**Input records**
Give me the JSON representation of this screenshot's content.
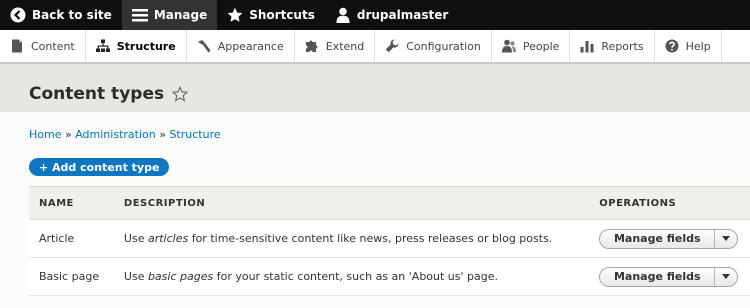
{
  "toolbar": {
    "back_label": "Back to site",
    "manage_label": "Manage",
    "shortcuts_label": "Shortcuts",
    "user_label": "drupalmaster"
  },
  "tray": {
    "items": [
      {
        "label": "Content",
        "icon": "page-icon"
      },
      {
        "label": "Structure",
        "icon": "sitemap-icon"
      },
      {
        "label": "Appearance",
        "icon": "paintbrush-icon"
      },
      {
        "label": "Extend",
        "icon": "puzzle-icon"
      },
      {
        "label": "Configuration",
        "icon": "wrench-icon"
      },
      {
        "label": "People",
        "icon": "people-icon"
      },
      {
        "label": "Reports",
        "icon": "bar-chart-icon"
      },
      {
        "label": "Help",
        "icon": "help-icon"
      }
    ],
    "active": "Structure"
  },
  "page": {
    "title": "Content types"
  },
  "breadcrumb": {
    "items": [
      "Home",
      "Administration",
      "Structure"
    ],
    "separator": "»"
  },
  "add_button": {
    "label": "+ Add content type"
  },
  "table": {
    "headers": [
      "NAME",
      "DESCRIPTION",
      "OPERATIONS"
    ],
    "rows": [
      {
        "name": "Article",
        "desc_pre": "Use ",
        "desc_em": "articles",
        "desc_post": " for time-sensitive content like news, press releases or blog posts.",
        "operation": "Manage fields"
      },
      {
        "name": "Basic page",
        "desc_pre": "Use ",
        "desc_em": "basic pages",
        "desc_post": " for your static content, such as an 'About us' page.",
        "operation": "Manage fields"
      }
    ]
  },
  "colors": {
    "toolbar_bg": "#0f0f0f",
    "link": "#0074bd",
    "primary_button": "#0d77c4"
  }
}
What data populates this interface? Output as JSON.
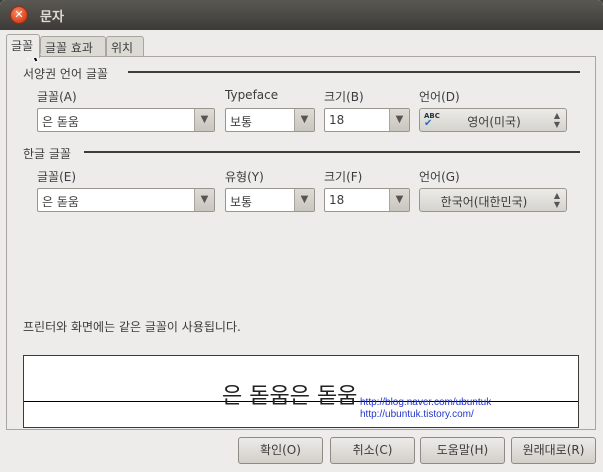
{
  "window": {
    "title": "문자",
    "close_glyph": "✕"
  },
  "tabs": [
    {
      "label": "글꼴",
      "active": true
    },
    {
      "label": "글꼴 효과",
      "active": false
    },
    {
      "label": "위치",
      "active": false
    }
  ],
  "western": {
    "section_title": "서양권 언어 글꼴",
    "font_label": "글꼴(A)",
    "font_value": "은 돋움",
    "typeface_label": "Typeface",
    "typeface_value": "보통",
    "size_label": "크기(B)",
    "size_value": "18",
    "language_label": "언어(D)",
    "language_value": "영어(미국)",
    "language_icon": "spellcheck-abc-icon"
  },
  "asian": {
    "section_title": "한글 글꼴",
    "font_label": "글꼴(E)",
    "font_value": "은 돋움",
    "typeface_label": "유형(Y)",
    "typeface_value": "보통",
    "size_label": "크기(F)",
    "size_value": "18",
    "language_label": "언어(G)",
    "language_value": "한국어(대한민국)"
  },
  "info_text": "프린터와 화면에는 같은 글꼴이 사용됩니다.",
  "preview": {
    "sample_text": "은 돋움은 돋움",
    "watermark_line1": "http://blog.naver.com/ubuntuk",
    "watermark_line2": "http://ubuntuk.tistory.com/"
  },
  "buttons": {
    "ok": "확인(O)",
    "cancel": "취소(C)",
    "help": "도움말(H)",
    "reset": "원래대로(R)"
  },
  "colors": {
    "title_bar": "#3c3b37",
    "close_button": "#d8421b",
    "window_bg": "#edeceb",
    "watermark": "#2437c8"
  }
}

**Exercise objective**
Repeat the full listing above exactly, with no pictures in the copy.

**Completed task**
Give me the JSON representation of this screenshot's content.
{
  "toolbar": {
    "back_label": "Back to site",
    "manage_label": "Manage",
    "shortcuts_label": "Shortcuts",
    "user_label": "drupalmaster"
  },
  "tray": {
    "items": [
      {
        "label": "Content",
        "icon": "page-icon"
      },
      {
        "label": "Structure",
        "icon": "sitemap-icon"
      },
      {
        "label": "Appearance",
        "icon": "paintbrush-icon"
      },
      {
        "label": "Extend",
        "icon": "puzzle-icon"
      },
      {
        "label": "Configuration",
        "icon": "wrench-icon"
      },
      {
        "label": "People",
        "icon": "people-icon"
      },
      {
        "label": "Reports",
        "icon": "bar-chart-icon"
      },
      {
        "label": "Help",
        "icon": "help-icon"
      }
    ],
    "active": "Structure"
  },
  "page": {
    "title": "Content types"
  },
  "breadcrumb": {
    "items": [
      "Home",
      "Administration",
      "Structure"
    ],
    "separator": "»"
  },
  "add_button": {
    "label": "+ Add content type"
  },
  "table": {
    "headers": [
      "NAME",
      "DESCRIPTION",
      "OPERATIONS"
    ],
    "rows": [
      {
        "name": "Article",
        "desc_pre": "Use ",
        "desc_em": "articles",
        "desc_post": " for time-sensitive content like news, press releases or blog posts.",
        "operation": "Manage fields"
      },
      {
        "name": "Basic page",
        "desc_pre": "Use ",
        "desc_em": "basic pages",
        "desc_post": " for your static content, such as an 'About us' page.",
        "operation": "Manage fields"
      }
    ]
  },
  "colors": {
    "toolbar_bg": "#0f0f0f",
    "link": "#0074bd",
    "primary_button": "#0d77c4"
  }
}
What data populates this interface? Output as JSON.
{
  "window": {
    "title": "문자",
    "close_glyph": "✕"
  },
  "tabs": [
    {
      "label": "글꼴",
      "active": true
    },
    {
      "label": "글꼴 효과",
      "active": false
    },
    {
      "label": "위치",
      "active": false
    }
  ],
  "western": {
    "section_title": "서양권 언어 글꼴",
    "font_label": "글꼴(A)",
    "font_value": "은 돋움",
    "typeface_label": "Typeface",
    "typeface_value": "보통",
    "size_label": "크기(B)",
    "size_value": "18",
    "language_label": "언어(D)",
    "language_value": "영어(미국)",
    "language_icon": "spellcheck-abc-icon"
  },
  "asian": {
    "section_title": "한글 글꼴",
    "font_label": "글꼴(E)",
    "font_value": "은 돋움",
    "typeface_label": "유형(Y)",
    "typeface_value": "보통",
    "size_label": "크기(F)",
    "size_value": "18",
    "language_label": "언어(G)",
    "language_value": "한국어(대한민국)"
  },
  "info_text": "프린터와 화면에는 같은 글꼴이 사용됩니다.",
  "preview": {
    "sample_text": "은 돋움은 돋움",
    "watermark_line1": "http://blog.naver.com/ubuntuk",
    "watermark_line2": "http://ubuntuk.tistory.com/"
  },
  "buttons": {
    "ok": "확인(O)",
    "cancel": "취소(C)",
    "help": "도움말(H)",
    "reset": "원래대로(R)"
  },
  "colors": {
    "title_bar": "#3c3b37",
    "close_button": "#d8421b",
    "window_bg": "#edeceb",
    "watermark": "#2437c8"
  }
}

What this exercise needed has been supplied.